Tuesday, March 10, 2009

Developing Win-Win Partnerships with Exhibitors

In a similar vein to enriching Media Partnerships, another low-cost channel a successful Event marketer should fully explore and leverage is partnering with event exhibitors/sponsors [from here in referred to as exhibitors].

The concept is simple – for events with exhibitors, all parties have a common goal – to drive as many feet to the event as possible. And exhibitors have a goldmine of information to tap into: internal databases of unique, qualified clients and prospects you would not typically have access to. These clients and prospects are individuals the exhibitor would, certainly, like to meet and greet at the event. You, on the other hand, have the resources, knowledge and bandwidth to effectively communicate to these individuals. To that end, partnering to ensure the exhibitors’ clients and prospects attend the show is a win-win.

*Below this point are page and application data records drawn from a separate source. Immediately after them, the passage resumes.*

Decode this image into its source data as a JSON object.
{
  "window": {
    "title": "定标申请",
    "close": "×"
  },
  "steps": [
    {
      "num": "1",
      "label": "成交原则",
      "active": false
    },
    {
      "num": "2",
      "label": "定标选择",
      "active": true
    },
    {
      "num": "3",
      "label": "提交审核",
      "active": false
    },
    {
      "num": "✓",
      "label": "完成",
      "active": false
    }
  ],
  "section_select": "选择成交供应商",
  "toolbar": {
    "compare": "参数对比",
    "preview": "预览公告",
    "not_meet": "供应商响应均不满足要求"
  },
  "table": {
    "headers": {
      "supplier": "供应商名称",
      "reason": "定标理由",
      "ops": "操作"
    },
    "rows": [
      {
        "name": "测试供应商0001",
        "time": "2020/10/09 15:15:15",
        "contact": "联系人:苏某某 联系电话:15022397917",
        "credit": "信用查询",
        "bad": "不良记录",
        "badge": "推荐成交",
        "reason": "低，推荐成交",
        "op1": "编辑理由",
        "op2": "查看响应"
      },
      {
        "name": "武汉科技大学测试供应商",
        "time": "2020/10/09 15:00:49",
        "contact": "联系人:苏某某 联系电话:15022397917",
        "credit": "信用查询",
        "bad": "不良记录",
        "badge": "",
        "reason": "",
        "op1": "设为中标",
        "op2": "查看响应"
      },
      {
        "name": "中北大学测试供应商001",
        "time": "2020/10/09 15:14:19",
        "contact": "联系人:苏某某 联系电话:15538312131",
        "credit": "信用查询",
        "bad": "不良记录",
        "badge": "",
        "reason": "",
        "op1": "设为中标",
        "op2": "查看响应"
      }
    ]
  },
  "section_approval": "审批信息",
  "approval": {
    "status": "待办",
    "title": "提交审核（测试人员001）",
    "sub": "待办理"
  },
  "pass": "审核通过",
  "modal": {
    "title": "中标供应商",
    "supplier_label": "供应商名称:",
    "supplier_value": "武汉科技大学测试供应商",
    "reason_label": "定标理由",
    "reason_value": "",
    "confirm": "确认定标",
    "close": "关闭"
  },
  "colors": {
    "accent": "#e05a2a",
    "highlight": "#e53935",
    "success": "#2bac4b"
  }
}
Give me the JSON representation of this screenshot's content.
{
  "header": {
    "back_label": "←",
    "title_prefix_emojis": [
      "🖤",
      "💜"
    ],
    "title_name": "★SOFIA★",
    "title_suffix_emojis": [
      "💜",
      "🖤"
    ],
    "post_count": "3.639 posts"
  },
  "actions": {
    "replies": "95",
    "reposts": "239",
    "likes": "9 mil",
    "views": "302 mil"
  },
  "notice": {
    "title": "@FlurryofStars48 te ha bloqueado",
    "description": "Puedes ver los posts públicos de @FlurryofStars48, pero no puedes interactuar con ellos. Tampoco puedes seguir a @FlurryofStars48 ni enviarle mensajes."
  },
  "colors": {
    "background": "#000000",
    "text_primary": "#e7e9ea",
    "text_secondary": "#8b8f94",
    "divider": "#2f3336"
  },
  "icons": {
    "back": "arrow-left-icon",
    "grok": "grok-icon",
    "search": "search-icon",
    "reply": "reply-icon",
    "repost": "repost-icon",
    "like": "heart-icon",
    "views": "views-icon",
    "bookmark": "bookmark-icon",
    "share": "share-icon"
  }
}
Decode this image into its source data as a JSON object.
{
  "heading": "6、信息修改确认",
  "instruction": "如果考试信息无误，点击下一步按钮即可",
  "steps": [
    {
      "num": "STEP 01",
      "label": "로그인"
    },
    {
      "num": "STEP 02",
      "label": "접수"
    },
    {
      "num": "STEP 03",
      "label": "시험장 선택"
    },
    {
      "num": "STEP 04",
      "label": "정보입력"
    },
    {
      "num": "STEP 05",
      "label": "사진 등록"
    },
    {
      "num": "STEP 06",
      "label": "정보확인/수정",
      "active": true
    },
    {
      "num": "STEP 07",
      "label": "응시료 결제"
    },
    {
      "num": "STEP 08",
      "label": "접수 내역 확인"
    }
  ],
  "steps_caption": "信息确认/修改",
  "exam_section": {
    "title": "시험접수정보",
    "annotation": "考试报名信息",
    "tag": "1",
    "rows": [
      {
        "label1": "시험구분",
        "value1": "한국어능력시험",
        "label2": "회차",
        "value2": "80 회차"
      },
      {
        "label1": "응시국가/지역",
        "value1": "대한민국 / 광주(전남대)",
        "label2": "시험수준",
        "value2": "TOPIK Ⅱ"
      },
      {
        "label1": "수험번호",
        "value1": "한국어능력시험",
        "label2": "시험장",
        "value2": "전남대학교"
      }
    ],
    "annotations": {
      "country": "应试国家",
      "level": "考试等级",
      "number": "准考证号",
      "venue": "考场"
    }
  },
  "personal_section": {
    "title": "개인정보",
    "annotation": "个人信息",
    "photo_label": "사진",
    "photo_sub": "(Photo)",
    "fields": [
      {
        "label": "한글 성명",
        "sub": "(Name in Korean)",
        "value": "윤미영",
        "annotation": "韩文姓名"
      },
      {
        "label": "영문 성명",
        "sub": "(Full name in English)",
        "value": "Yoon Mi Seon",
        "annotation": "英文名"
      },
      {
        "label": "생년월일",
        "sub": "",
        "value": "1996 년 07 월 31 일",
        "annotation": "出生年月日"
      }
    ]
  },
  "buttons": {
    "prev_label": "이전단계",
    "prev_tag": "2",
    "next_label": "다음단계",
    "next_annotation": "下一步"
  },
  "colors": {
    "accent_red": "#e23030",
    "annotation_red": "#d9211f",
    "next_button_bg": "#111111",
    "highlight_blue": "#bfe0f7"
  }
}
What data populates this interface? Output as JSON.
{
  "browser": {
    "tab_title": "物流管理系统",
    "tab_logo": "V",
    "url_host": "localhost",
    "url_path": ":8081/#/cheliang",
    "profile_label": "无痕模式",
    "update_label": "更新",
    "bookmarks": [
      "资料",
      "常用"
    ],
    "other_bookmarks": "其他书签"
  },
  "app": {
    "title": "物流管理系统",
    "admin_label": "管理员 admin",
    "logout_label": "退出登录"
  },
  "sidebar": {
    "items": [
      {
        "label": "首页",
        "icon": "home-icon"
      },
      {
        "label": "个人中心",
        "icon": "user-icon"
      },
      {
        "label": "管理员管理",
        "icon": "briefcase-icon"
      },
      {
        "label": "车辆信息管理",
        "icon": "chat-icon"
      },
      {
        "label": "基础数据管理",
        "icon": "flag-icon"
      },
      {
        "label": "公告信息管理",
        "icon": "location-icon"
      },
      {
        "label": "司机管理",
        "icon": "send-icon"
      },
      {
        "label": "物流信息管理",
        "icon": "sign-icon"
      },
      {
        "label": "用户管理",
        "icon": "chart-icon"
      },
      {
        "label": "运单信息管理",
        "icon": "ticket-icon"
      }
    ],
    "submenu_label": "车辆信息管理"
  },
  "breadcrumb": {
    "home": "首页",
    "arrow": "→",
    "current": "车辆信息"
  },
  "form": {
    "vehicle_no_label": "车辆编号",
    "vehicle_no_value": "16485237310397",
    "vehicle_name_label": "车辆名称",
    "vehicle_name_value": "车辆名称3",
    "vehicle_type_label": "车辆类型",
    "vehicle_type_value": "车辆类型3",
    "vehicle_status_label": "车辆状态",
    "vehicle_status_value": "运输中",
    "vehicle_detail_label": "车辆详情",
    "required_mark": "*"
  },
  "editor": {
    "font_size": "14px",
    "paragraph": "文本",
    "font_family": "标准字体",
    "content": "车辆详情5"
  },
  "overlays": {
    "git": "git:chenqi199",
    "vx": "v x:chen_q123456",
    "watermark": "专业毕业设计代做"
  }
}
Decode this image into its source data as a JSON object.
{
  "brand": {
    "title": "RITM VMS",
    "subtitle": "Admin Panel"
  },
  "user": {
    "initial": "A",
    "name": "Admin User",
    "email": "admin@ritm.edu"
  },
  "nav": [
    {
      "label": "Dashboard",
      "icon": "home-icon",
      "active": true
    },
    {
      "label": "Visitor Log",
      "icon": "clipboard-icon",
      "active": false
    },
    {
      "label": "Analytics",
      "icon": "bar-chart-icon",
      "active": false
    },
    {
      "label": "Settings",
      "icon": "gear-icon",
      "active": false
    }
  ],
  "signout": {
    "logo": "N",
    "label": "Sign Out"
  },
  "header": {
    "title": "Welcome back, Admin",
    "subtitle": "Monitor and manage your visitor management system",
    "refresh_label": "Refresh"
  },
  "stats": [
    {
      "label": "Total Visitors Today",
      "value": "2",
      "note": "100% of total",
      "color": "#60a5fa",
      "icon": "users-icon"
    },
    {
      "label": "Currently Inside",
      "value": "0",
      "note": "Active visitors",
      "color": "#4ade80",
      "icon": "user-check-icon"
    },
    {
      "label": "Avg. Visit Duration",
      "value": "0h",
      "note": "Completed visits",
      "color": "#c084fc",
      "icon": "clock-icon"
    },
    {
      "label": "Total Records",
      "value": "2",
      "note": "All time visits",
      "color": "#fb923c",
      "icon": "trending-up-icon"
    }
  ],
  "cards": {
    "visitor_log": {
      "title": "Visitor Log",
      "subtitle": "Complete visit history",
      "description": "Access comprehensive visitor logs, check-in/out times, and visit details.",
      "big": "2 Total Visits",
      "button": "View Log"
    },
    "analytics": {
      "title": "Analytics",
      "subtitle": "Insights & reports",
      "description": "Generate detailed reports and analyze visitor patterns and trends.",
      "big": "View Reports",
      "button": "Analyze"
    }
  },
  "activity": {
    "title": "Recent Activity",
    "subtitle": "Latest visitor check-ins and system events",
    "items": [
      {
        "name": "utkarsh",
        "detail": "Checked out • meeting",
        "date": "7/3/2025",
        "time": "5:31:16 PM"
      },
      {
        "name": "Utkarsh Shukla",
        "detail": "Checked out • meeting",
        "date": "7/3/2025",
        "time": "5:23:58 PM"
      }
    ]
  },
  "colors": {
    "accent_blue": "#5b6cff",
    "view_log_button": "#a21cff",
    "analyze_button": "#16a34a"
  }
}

Communication channels can be varied; a few samples are:

  • A co-branded email, highlighting the exhibitor’s participation in the event.
  • A high-impact letter or direct mail piece to some key clients.
  • Lead generating Webinars and/or podcasts highlighting exhibitor presentations, case studies, etc. that are part of the event content.
  • Web presence on the exhibitor Web site, calendar of events.

One item to include in these communications is a premium to the attendees these efforts generate (i.e. a discount) – another win-win, as it affords good will from you to the exhibitor, and allows the exhibitor to extend goodwill to their client/prospect database.

Do remember that this effort should be one of you, the marketing department, providing complimentary, back-office services as a value add. The effort needs to be seamless for the exhibitor; they should not be expected to spend manhours coordinating or implementing these campaigns. It will be your responsibility to manage the process; the only facet you would need from the exhibitor would be their providing specs for banner ads, the appropriate list segment from their database, etc.

This can be a hurdle in itself – understandably organizations are reluctant to release details of a proprietary database. To that end I would recommend engaging a bonded 3rd party to handle names (assuring exhibitors you would never access the list) and, as SOP, have a standard Usage Agreement (specifying the list would be provided to a 3rd party for one-time use, would be destroyed after use, etc.).

Another facet to keep in mind: experience has shown you need to start working on this early in the campaign. Exhibitors are not events organizations, it typically takes time to educate and build awareness around what you are trying to achieve. It is essential, early on, to communicate this offering, educating exhibitors on why they should participate, and (most importantly) that it is of no cost and effort to them. Developing a flyer/PDF/email detailing all of this is advisable; be prepared to follow up with a phone call.

So schedule kickoff of these efforts early, be prepared for a lengthy process to implement, but persevere - one email/outbound communication to these hidden audiences can be invaluable to tapping into new audience segments and developing new alliances. (As a side note - also falls in the "business development" skill set for your professional development).

Good luck!